- Restart the computer again in normal boot mode to see if the problem resolves itself (this does actually happen).
- If not, go back into Safe Mode and check for software updates (Apple logo > Software Updates). If you get an update for your graphics card or logic board, install it.
- Double-check your display options by going into System Preferences (Applications > System Preferences). Choose “Displays” and make sure the resolution and refresh rate are correct.
- If you’ve recently installed a software update that possibly caused the issue, it’s also worth checking out Apple’s recently released updates and downloading and installing the most recent combo update again. Sometimes a simple re-install can fix strange issues that might have cropped up with display drivers.

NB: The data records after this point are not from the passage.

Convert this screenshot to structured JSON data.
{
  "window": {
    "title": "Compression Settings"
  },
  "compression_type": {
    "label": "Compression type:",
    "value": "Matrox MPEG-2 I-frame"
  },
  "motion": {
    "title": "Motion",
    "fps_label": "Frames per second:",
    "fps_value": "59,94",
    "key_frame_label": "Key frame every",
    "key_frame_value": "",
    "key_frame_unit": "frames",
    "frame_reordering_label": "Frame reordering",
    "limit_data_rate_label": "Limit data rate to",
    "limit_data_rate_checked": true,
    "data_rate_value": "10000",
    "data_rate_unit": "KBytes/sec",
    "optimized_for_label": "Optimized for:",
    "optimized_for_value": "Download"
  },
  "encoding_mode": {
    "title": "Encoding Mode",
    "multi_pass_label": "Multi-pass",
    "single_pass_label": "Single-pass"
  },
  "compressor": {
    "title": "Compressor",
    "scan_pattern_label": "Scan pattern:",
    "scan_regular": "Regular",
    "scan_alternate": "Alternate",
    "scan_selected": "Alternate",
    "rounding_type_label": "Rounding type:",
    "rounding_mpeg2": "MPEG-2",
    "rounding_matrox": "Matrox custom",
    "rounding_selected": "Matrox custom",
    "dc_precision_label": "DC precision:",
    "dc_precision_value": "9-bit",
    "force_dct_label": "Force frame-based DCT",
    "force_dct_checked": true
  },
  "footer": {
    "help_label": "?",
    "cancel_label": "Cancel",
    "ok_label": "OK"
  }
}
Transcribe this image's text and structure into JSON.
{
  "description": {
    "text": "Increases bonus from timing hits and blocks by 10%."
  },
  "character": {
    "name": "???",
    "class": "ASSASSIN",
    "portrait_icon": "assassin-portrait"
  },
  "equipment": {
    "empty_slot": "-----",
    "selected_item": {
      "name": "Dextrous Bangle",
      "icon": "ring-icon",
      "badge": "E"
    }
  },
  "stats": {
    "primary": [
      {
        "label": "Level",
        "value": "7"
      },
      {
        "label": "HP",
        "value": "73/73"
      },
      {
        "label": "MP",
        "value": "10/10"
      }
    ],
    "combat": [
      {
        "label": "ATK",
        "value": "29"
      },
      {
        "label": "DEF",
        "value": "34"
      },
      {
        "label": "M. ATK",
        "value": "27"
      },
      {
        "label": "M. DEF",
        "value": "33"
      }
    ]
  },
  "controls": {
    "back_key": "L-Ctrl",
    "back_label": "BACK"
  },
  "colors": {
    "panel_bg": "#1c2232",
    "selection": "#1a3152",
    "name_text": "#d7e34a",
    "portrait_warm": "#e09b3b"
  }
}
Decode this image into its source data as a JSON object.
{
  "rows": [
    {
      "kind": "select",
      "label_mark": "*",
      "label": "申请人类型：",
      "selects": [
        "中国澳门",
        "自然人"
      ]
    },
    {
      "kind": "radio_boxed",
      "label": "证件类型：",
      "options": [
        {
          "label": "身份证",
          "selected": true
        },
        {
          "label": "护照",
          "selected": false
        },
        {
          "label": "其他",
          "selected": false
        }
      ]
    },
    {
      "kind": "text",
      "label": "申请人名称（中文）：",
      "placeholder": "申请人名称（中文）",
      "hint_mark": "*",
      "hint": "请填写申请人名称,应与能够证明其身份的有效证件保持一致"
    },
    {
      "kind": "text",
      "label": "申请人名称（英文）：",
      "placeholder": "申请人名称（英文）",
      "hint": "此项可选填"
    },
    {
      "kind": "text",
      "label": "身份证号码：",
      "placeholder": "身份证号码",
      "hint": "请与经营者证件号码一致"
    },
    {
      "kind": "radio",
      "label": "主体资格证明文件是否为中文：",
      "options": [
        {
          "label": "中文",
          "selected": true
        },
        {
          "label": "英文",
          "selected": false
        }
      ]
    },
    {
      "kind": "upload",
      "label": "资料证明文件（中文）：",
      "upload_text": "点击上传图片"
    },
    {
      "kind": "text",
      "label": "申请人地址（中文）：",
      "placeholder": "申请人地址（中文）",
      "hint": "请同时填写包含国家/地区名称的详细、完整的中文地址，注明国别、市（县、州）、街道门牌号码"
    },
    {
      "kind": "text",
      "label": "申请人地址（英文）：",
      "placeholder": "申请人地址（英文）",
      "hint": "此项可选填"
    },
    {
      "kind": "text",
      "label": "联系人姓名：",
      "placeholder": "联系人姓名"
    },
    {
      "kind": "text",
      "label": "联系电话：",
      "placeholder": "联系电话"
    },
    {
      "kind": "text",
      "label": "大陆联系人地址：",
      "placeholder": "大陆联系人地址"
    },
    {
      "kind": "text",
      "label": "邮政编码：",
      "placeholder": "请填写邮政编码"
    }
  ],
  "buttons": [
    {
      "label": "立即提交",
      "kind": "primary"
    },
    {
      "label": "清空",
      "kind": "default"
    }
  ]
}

If none of those work, it’s time to run the Apple Hardware test to see if it’s a hardware issue.
Step 3: Run Apple Hardware Test
A lesser known feature of Macs is the Apple Hardware Test. Like the name suggests, this is a way to test for hardware failures on your computer. It’s not foolproof, but it might help you troubleshoot your issue moving forward.
- Reboot your Mac and hold down the “D” key until the Apple Hardware Test starts (if you’re on Snow Leopard or earlier you need to put in the install disc first).
- Select your language, and then select the “Basic test” option. Let it do its thing. If an error occurs, the Apple Hardware Test should tell you which piece of hardware is failing and you’ve found your problem. If not, select the “Perform Extended Testing” option. This might take an hour or two to complete.
While a hardware failure is never fun, hopefully the Apple Hardware test will actually show it so you can get the faulty hardware replaced. If it is a hardware problem, you can check out iFixit’s Mac Repair Guides to see if you can fix it yourself.
If none of the above tricks work, you can try a few other things:
- How to Troubleshoot a Faulty Display Outlet on OS X [Cnet]
- Troubleshooting issues with video on external or internal displays [Apple]
As with any computer troubleshooting, sometimes you’ll need to go through all kinds of tests and experiments to figure out what the heck is going on. If you’re lucky, the above tips will get your Mac in working order in no time.